This is an archived article that was published on sltrib.com in 2012, and information in the article may be outdated. It is provided only for personal research purposes and may not be reprinted.
The U.S. Bureau of Land Management has completed its environmental review, and will decide soon whether to grant the right-of-way for a 300-mile-long pipeline to pump 57 billion gallons of Great Basin groundwater each year to Las Vegas.
Now is the time to add your voice to those of tens of thousands of people nationwide who care about the people, plants and animals of the Great Basin by telling the federal government to put a stop to this destructive boondoggle.
The BLM's Final Environmental Impact Statement finds that the Southern Nevada Water Authority's groundwater development project could:
• Cause water tables to drop up to 200 feet and land surface to subside more than 5 feet over 525 square miles,
• Threaten to dry up 305 springs, 112 miles of streams, and 8,000 acres of wetlands,
• Damage or destroy 191,506 acres of important habitat for big game, fish and other wildlife,
• Blow 34,742 tons of dust downwind into Utah every year,

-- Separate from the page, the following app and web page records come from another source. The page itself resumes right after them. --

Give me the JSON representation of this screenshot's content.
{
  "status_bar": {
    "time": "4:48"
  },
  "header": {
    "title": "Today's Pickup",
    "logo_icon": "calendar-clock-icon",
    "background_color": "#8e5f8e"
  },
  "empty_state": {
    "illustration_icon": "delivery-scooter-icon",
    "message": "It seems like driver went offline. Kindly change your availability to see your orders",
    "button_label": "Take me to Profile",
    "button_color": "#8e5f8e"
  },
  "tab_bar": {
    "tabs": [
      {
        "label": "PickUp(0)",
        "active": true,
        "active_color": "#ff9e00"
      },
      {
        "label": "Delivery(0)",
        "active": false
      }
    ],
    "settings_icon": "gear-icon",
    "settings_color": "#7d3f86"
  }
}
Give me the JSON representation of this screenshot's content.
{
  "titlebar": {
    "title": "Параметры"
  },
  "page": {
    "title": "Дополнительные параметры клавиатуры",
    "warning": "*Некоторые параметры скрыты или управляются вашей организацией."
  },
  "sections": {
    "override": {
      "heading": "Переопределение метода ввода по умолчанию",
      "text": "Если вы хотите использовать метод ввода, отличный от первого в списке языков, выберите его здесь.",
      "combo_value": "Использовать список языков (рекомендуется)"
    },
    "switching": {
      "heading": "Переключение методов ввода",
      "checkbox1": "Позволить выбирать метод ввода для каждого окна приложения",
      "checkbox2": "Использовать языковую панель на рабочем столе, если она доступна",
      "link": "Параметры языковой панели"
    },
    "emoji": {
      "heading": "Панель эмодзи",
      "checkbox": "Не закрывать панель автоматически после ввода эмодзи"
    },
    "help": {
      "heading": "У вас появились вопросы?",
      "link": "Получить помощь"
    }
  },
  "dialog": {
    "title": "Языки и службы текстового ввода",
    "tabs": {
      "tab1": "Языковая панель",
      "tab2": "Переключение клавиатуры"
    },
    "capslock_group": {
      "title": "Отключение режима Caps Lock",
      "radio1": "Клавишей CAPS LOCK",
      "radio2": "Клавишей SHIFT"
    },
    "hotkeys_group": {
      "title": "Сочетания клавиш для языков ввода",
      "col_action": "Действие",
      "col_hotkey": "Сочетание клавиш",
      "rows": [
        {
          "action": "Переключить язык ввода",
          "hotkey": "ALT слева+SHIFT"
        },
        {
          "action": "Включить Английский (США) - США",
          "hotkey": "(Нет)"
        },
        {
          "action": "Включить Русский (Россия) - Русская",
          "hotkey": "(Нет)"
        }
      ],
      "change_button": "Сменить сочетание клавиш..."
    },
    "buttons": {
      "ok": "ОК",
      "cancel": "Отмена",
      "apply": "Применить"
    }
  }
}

• Harm Great Basin National Park, sacred tribal and cultural sites, and water rights holders in Utah and Nevada, and
• Drastically degrade agriculture, tourism, economic opportunities, and quality of life in the region.
The EIS recommends no pumping in Snake Valley, where Utah and Nevada share the aquifer, but this doesn't mean the valley is safe from the pipeline's devastating effects. Tens of thousands of acre feet of groundwater that now flow into Snake Valley will disappear due to excessive pumping the BLM would allow in adjacent Spring Valley.
The water applications for Snake Valley are still active and SNWA says it will pursue a right-of-way (ROW) into Snake Valley in the future. SNWA general manager Pat Mulroy is even threatening to take Utah to the U.S. Supreme Court to have her way with Snake Valley. The need to fill the 8-foot diameter pipeline will drive SNWA to pursue those applications and those in other Nevada basins – if they build it, they will fill it.
The director of the Nevada BLM, Amy Leuders, will issue a Record of Decision on the pipeline project sometime after Oct. 1, but because this decision is so important and so controversial, we are sure it will be made at the top of the bureaucratic and political ladder by Interior Secretary Ken Salazar.
Utahns must take action to stop this economic and environmental disaster. Write today and tell Secretary of the Interior Ken Salazar to deny the rights of way for the pipeline: email@example.com or 1849 C St. N.W., Washington, D.C. 20240. Send a copy to Nevada BLM director Amy Leuders: firstname.lastname@example.org or 1340 Financial Blvd., Reno, NV 89502.
Salazar and Leuders must be told that, as the ranchers of Snake and Spring valleys have said repeatedly for the past two decades, there is no surplus water for export.
The impacts of this project are too severe, too long-term and irreversible to allow it to go forward.
Mitigation measures will not prove adequate or timely enough to protect the land, waters, wildlife, and people of the area.
There are better, cheaper, more reliable and less destructive alternatives to meeting Las Vegas' future water needs. The BLM did not even study viable alternatives like improved conservation measures, use of recycled water, ocean desalination or managing the Colorado River to keep Lake Mead full enough to assure the city's water supply.
If the BLM is to live up to its legal obligation to protect the land and wildlife under its management, then it must select the No Action Alternative and deny the ROW.
To learn more about how to make Utah's voice heard, visit http://www.greatbasinwaternetwork.org.
Steve Erickson is a consultant and the Utah coordinator for the Great Basin Water Network.